Is it Time for Glen Sather to Step Down?
For starters, Sather put the Rangers back on the NHL map, especially after the lockout in 2004-05. Prior to that, the Rangers were known for spending big bucks on free agent busts, making questionable trades and missing the Stanley Cup playoffs.
That all changed after the first lockout as the Rangers became one of the more consistent teams in the NHL. Since the 05-06 season, the Blueshirts have missed the postseason just once, advanced to the second round three times and even went the Eastern Conference Finals.
Under Sather, the team also made some solid trades. Moves like acquiring Ryan McDonagh, signing Marian Gaborik, and getting John Moore will go down as smart moves for Sather and ones that made the hockey club better.

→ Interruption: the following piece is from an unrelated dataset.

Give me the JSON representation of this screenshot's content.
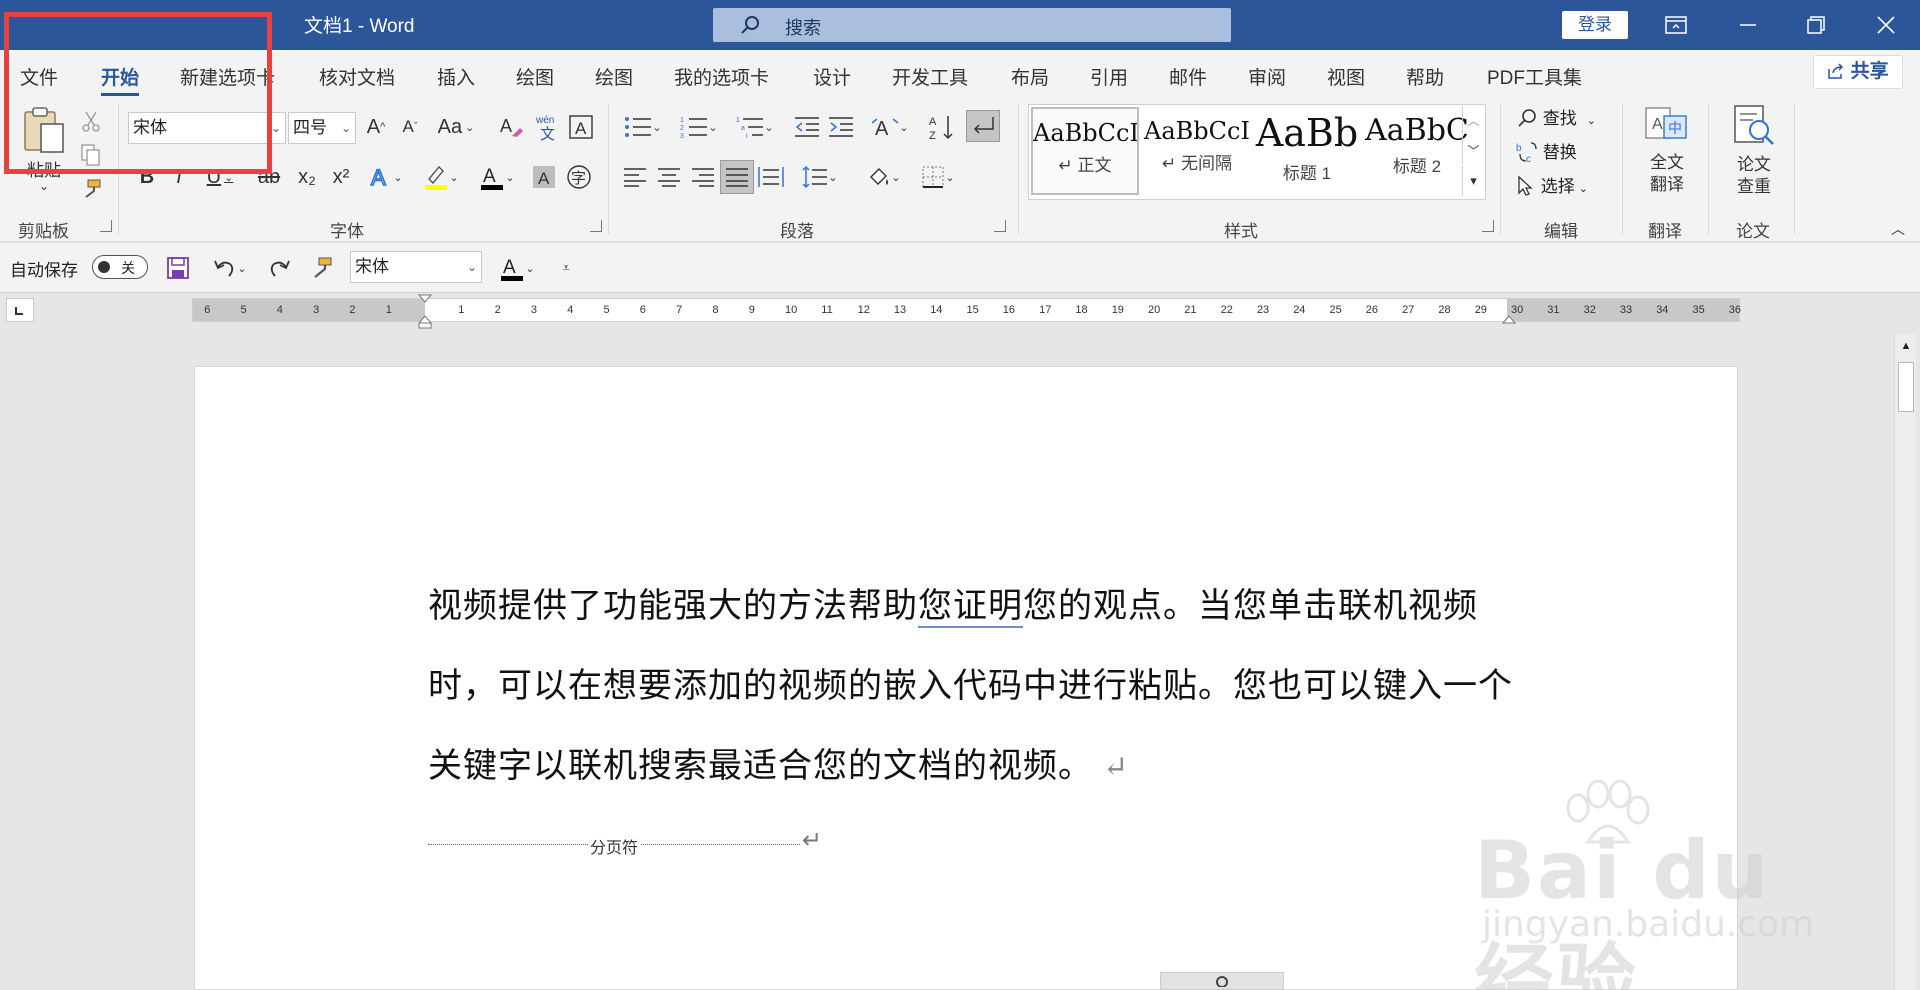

While these are all good things and facts that cannot be taken away from Sather, one has to wonder if the time has come for Sather to step down/retire and give the reins to someone else. Sather has been with the team for over a decade and while the team has taken a lot of strides in that span, the club also really has not been able to get to the next level.
This fact has been abundantly clear this season. When the Rangers' hired head coach Alain Vigneault back during the off-season, Vigneault envisioned that his team would play a much more offensive style of hockey.
Unfortunately for Vigneault, that has not been the case this season. The team may have some solid offensive players in the likes of Rick Nash, Brad Richards, Ryan Callahan, Derek Stepan and Chris Kreider, but even with those guys, this team is still having trouble putting the puck of the net.
This is one of Sather's problems. Vigneault needs better personnel in order to play the kind of hockey he wants to play and Sather has not done the job of getting the right players to make it work.
Another problem for Sather is that while the Rangers have been able to make the playoffs in six of the last seven years, only once did the team come remotely close to getting a chance to play for hockey's Holy Grail. One can applaud the fact that the team has made it past the first round three times but in the end, it means nothing if the team does not win the Cup.
Staying on that subject, the team's best chance to win the Cup was two seasons ago. That year, they were the best team in the Eastern Conference, were one of the best teams in the entire NHL and came within two wins of getting to the Final.
The Rangers' Cup window, even with the contract extension of franchise goaltender Henrik Lundqvist, is probably just about closed. Sure, the team can make the postseason but the general makeup of this franchise does not appear to be built to win the Cup.